PROVIDED DATA |
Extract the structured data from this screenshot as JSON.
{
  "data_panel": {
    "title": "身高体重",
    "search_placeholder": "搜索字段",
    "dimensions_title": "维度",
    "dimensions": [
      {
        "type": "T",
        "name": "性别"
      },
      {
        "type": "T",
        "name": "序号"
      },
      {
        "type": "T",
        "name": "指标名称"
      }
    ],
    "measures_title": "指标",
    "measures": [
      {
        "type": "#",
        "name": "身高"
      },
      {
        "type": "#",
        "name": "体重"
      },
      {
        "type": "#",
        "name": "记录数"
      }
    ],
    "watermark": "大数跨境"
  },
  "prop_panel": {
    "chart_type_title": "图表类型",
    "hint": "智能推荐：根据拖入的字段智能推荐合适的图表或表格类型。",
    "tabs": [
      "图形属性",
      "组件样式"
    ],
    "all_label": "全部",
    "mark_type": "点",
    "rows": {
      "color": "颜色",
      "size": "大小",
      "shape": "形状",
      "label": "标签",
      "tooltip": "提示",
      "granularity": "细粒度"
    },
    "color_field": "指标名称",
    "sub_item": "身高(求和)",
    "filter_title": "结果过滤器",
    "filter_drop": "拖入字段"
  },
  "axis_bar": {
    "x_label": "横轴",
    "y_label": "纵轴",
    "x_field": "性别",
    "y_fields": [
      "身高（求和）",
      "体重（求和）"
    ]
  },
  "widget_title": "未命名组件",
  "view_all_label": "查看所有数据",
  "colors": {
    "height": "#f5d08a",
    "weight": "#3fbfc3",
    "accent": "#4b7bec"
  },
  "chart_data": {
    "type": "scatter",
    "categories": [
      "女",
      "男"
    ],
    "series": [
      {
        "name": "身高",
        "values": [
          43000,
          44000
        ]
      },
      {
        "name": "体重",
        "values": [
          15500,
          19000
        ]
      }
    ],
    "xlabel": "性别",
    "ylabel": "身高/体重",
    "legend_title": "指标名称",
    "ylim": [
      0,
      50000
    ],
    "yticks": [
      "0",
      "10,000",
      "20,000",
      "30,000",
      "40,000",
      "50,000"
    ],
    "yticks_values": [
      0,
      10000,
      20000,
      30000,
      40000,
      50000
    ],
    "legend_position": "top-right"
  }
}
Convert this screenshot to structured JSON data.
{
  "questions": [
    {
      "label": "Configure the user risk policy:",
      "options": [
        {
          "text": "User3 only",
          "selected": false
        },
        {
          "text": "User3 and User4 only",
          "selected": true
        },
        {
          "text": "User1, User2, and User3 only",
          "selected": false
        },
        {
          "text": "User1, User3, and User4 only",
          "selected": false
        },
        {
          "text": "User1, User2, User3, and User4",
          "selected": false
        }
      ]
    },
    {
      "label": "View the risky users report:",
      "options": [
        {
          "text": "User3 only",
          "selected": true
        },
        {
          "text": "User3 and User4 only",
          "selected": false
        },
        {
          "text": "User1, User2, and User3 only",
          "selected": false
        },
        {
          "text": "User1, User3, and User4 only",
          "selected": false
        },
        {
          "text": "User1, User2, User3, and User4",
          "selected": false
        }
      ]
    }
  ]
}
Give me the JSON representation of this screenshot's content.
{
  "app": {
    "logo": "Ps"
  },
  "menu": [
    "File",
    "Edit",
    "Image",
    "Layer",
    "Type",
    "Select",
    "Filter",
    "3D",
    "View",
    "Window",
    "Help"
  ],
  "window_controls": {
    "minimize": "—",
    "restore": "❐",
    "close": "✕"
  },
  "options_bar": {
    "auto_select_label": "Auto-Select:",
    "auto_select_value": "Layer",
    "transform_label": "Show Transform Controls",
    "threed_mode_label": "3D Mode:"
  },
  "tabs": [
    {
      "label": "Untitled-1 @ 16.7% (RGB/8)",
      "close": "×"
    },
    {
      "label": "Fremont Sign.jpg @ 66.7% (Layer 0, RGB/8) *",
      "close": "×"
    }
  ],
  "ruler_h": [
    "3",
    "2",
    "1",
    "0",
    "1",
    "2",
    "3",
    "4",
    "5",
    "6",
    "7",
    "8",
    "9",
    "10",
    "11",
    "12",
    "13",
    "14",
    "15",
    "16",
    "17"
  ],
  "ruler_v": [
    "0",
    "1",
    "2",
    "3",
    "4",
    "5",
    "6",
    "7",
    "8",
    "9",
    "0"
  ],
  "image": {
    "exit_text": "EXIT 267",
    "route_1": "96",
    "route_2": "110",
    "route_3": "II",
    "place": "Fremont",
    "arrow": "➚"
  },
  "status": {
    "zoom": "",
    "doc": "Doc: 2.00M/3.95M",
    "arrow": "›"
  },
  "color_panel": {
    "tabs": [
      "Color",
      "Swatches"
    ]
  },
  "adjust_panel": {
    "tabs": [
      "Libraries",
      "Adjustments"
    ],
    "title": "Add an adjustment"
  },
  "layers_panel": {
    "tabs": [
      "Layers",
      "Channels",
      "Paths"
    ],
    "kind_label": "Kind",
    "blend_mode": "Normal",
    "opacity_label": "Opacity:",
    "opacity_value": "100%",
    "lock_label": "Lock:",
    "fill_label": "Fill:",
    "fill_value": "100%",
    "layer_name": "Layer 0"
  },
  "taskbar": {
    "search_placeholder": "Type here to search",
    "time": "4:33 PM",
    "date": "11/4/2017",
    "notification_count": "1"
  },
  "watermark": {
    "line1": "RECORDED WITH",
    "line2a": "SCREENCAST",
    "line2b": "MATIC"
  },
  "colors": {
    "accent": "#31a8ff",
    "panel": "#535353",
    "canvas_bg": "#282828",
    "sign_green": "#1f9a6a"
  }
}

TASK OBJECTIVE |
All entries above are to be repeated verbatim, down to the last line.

ANSWER TO THE PROBLEM |
Extract the structured data from this screenshot as JSON.
{
  "data_panel": {
    "title": "身高体重",
    "search_placeholder": "搜索字段",
    "dimensions_title": "维度",
    "dimensions": [
      {
        "type": "T",
        "name": "性别"
      },
      {
        "type": "T",
        "name": "序号"
      },
      {
        "type": "T",
        "name": "指标名称"
      }
    ],
    "measures_title": "指标",
    "measures": [
      {
        "type": "#",
        "name": "身高"
      },
      {
        "type": "#",
        "name": "体重"
      },
      {
        "type": "#",
        "name": "记录数"
      }
    ],
    "watermark": "大数跨境"
  },
  "prop_panel": {
    "chart_type_title": "图表类型",
    "hint": "智能推荐：根据拖入的字段智能推荐合适的图表或表格类型。",
    "tabs": [
      "图形属性",
      "组件样式"
    ],
    "all_label": "全部",
    "mark_type": "点",
    "rows": {
      "color": "颜色",
      "size": "大小",
      "shape": "形状",
      "label": "标签",
      "tooltip": "提示",
      "granularity": "细粒度"
    },
    "color_field": "指标名称",
    "sub_item": "身高(求和)",
    "filter_title": "结果过滤器",
    "filter_drop": "拖入字段"
  },
  "axis_bar": {
    "x_label": "横轴",
    "y_label": "纵轴",
    "x_field": "性别",
    "y_fields": [
      "身高（求和）",
      "体重（求和）"
    ]
  },
  "widget_title": "未命名组件",
  "view_all_label": "查看所有数据",
  "colors": {
    "height": "#f5d08a",
    "weight": "#3fbfc3",
    "accent": "#4b7bec"
  },
  "chart_data": {
    "type": "scatter",
    "categories": [
      "女",
      "男"
    ],
    "series": [
      {
        "name": "身高",
        "values": [
          43000,
          44000
        ]
      },
      {
        "name": "体重",
        "values": [
          15500,
          19000
        ]
      }
    ],
    "xlabel": "性别",
    "ylabel": "身高/体重",
    "legend_title": "指标名称",
    "ylim": [
      0,
      50000
    ],
    "yticks": [
      "0",
      "10,000",
      "20,000",
      "30,000",
      "40,000",
      "50,000"
    ],
    "yticks_values": [
      0,
      10000,
      20000,
      30000,
      40000,
      50000
    ],
    "legend_position": "top-right"
  }
}
Convert this screenshot to structured JSON data.
{
  "questions": [
    {
      "label": "Configure the user risk policy:",
      "options": [
        {
          "text": "User3 only",
          "selected": false
        },
        {
          "text": "User3 and User4 only",
          "selected": true
        },
        {
          "text": "User1, User2, and User3 only",
          "selected": false
        },
        {
          "text": "User1, User3, and User4 only",
          "selected": false
        },
        {
          "text": "User1, User2, User3, and User4",
          "selected": false
        }
      ]
    },
    {
      "label": "View the risky users report:",
      "options": [
        {
          "text": "User3 only",
          "selected": true
        },
        {
          "text": "User3 and User4 only",
          "selected": false
        },
        {
          "text": "User1, User2, and User3 only",
          "selected": false
        },
        {
          "text": "User1, User3, and User4 only",
          "selected": false
        },
        {
          "text": "User1, User2, User3, and User4",
          "selected": false
        }
      ]
    }
  ]
}
Give me the JSON representation of this screenshot's content.
{
  "app": {
    "logo": "Ps"
  },
  "menu": [
    "File",
    "Edit",
    "Image",
    "Layer",
    "Type",
    "Select",
    "Filter",
    "3D",
    "View",
    "Window",
    "Help"
  ],
  "window_controls": {
    "minimize": "—",
    "restore": "❐",
    "close": "✕"
  },
  "options_bar": {
    "auto_select_label": "Auto-Select:",
    "auto_select_value": "Layer",
    "transform_label": "Show Transform Controls",
    "threed_mode_label": "3D Mode:"
  },
  "tabs": [
    {
      "label": "Untitled-1 @ 16.7% (RGB/8)",
      "close": "×"
    },
    {
      "label": "Fremont Sign.jpg @ 66.7% (Layer 0, RGB/8) *",
      "close": "×"
    }
  ],
  "ruler_h": [
    "3",
    "2",
    "1",
    "0",
    "1",
    "2",
    "3",
    "4",
    "5",
    "6",
    "7",
    "8",
    "9",
    "10",
    "11",
    "12",
    "13",
    "14",
    "15",
    "16",
    "17"
  ],
  "ruler_v": [
    "0",
    "1",
    "2",
    "3",
    "4",
    "5",
    "6",
    "7",
    "8",
    "9",
    "0"
  ],
  "image": {
    "exit_text": "EXIT 267",
    "route_1": "96",
    "route_2": "110",
    "route_3": "II",
    "place": "Fremont",
    "arrow": "➚"
  },
  "status": {
    "zoom": "",
    "doc": "Doc: 2.00M/3.95M",
    "arrow": "›"
  },
  "color_panel": {
    "tabs": [
      "Color",
      "Swatches"
    ]
  },
  "adjust_panel": {
    "tabs": [
      "Libraries",
      "Adjustments"
    ],
    "title": "Add an adjustment"
  },
  "layers_panel": {
    "tabs": [
      "Layers",
      "Channels",
      "Paths"
    ],
    "kind_label": "Kind",
    "blend_mode": "Normal",
    "opacity_label": "Opacity:",
    "opacity_value": "100%",
    "lock_label": "Lock:",
    "fill_label": "Fill:",
    "fill_value": "100%",
    "layer_name": "Layer 0"
  },
  "taskbar": {
    "search_placeholder": "Type here to search",
    "time": "4:33 PM",
    "date": "11/4/2017",
    "notification_count": "1"
  },
  "watermark": {
    "line1": "RECORDED WITH",
    "line2a": "SCREENCAST",
    "line2b": "MATIC"
  },
  "colors": {
    "accent": "#31a8ff",
    "panel": "#535353",
    "canvas_bg": "#282828",
    "sign_green": "#1f9a6a"
  }
}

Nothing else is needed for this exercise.